27 June 2011

GoogleHealth Flatlines

Just an FYI if anyone is a Google Health user:  As of Jan 1 2012 the product will close up shop. Check out Google official blog post on this for more info!
  
Official Google Blog: An update on Google Health and Google PowerMeter: "In the coming months, we’re going to retire two products that didn’t catch on the way we would have hoped, but did serve as influential mode..."

24 June 2011

Help make a real difference to health research: Ontario Health Study

I've often seen posters for this on the subway and I've meant to check into it for months now but it has constantly been pushed aside for other things.  Then I saw this video and thought, "This is my business; this is what I am shouting over a loudspeaker everyday, Medicine based in research and quality information!"  How can I push this aside any longer and hold my head up as a Medical Librarian :).

So I want to take this opportunity to mend my ways and promote participation in my readers. I am fully aware of how easy it is to say "I'll do that later" but let's face it: will it ever actually be done?  So please try and take the time now to watch this video (below) , read about the study and then take the survey!

*Note that these are YouTube videos and may be blocked at your place of work but make sure to check them out at home!*

You never know who this could help, it may be one of your family members, it may even be you.

14 June 2011

From Road Maps to Body Maps

I've just come back to work from a wonderful holiday through western Canada where we relied heavily on our trusty maps to keep us on route (though sometimes not so trusty GPS) but on my first day back I've come across a different kind of map called "BodyMaps": Visualize Better Health by HealthLine.  Not only is this an excellent resource allowing you to look layer by layer of various body sections, it also allows you to zoom and rotate the image 360 degrees!  They are colourful, annotated, and include related information and videos meaning it's great for Docs and patients alike.


I think it's fairly self-explanatory why clinical staff would find this tool useful but  I'll touch on why it's excellent for patient care as well.  Having had three knee surgeries before I was in the profession I would have loved to see what exactly a 'Medial Meniscus' and an 'ACL' looked like, as well as the ability to explore the anatomy of my injuries with this tool.  It's often hard to remember that a patient doesn't know what a 'Meniscus' is just by you pointing at it and explaining it's like a c-shaped pad attached to the shin.  As someone outside of the trade at the time I had no real reference point of what that meant:  what's simple to you may be completely foreign to your patient.  Showing that patient quickly and easily interactive pictures of what it is and what's happening to theirs is what any patient would consider 'excellent care'.  You can then point them to the videos or other 'extra' tools offered on that page so they can continue to understand their injury or condition at home.

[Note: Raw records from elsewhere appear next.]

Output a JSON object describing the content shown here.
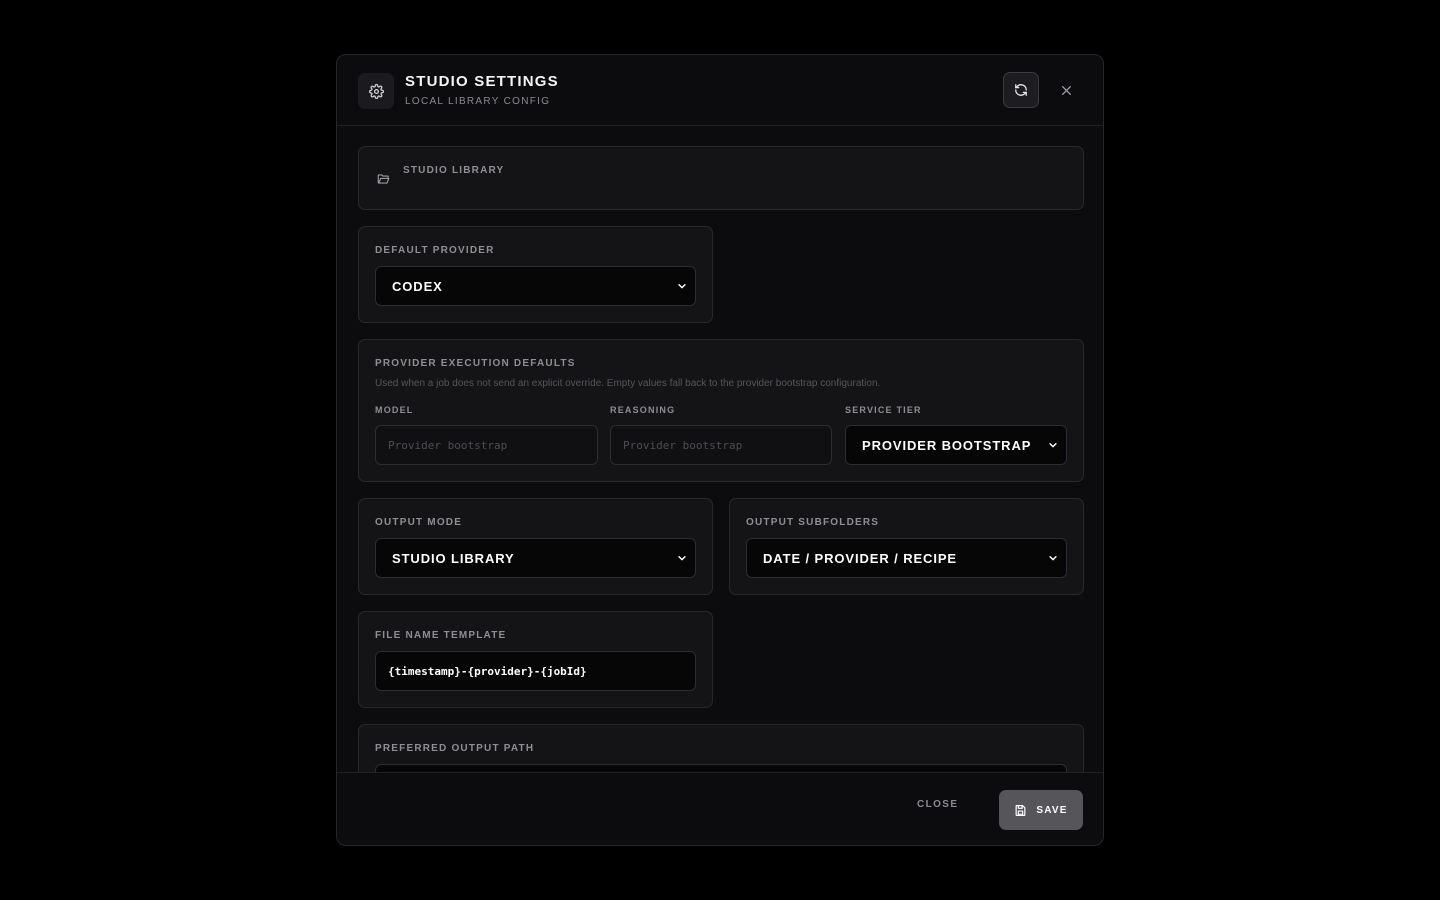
{
  "header": {
    "title": "STUDIO SETTINGS",
    "subtitle": "LOCAL LIBRARY CONFIG",
    "settings_icon": "gear-icon",
    "refresh_icon": "refresh-icon",
    "close_icon": "close-icon"
  },
  "library": {
    "label": "STUDIO LIBRARY",
    "icon": "folder-icon"
  },
  "default_provider": {
    "label": "DEFAULT PROVIDER",
    "value": "CODEX"
  },
  "execution_defaults": {
    "label": "PROVIDER EXECUTION DEFAULTS",
    "hint": "Used when a job does not send an explicit override. Empty values fall back to the provider bootstrap configuration.",
    "model": {
      "label": "MODEL",
      "placeholder": "Provider bootstrap"
    },
    "reasoning": {
      "label": "REASONING",
      "placeholder": "Provider bootstrap"
    },
    "service_tier": {
      "label": "SERVICE TIER",
      "value": "PROVIDER BOOTSTRAP"
    }
  },
  "output_mode": {
    "label": "OUTPUT MODE",
    "value": "STUDIO LIBRARY"
  },
  "output_subfolders": {
    "label": "OUTPUT SUBFOLDERS",
    "value": "DATE / PROVIDER / RECIPE"
  },
  "file_name_template": {
    "label": "FILE NAME TEMPLATE",
    "value": "{timestamp}-{provider}-{jobId}"
  },
  "preferred_output_path": {
    "label": "PREFERRED OUTPUT PATH"
  },
  "footer": {
    "close_label": "CLOSE",
    "save_label": "SAVE",
    "save_icon": "save-icon"
  }
}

So check out BodyMaps, bookmark it and use it for all around ease and access!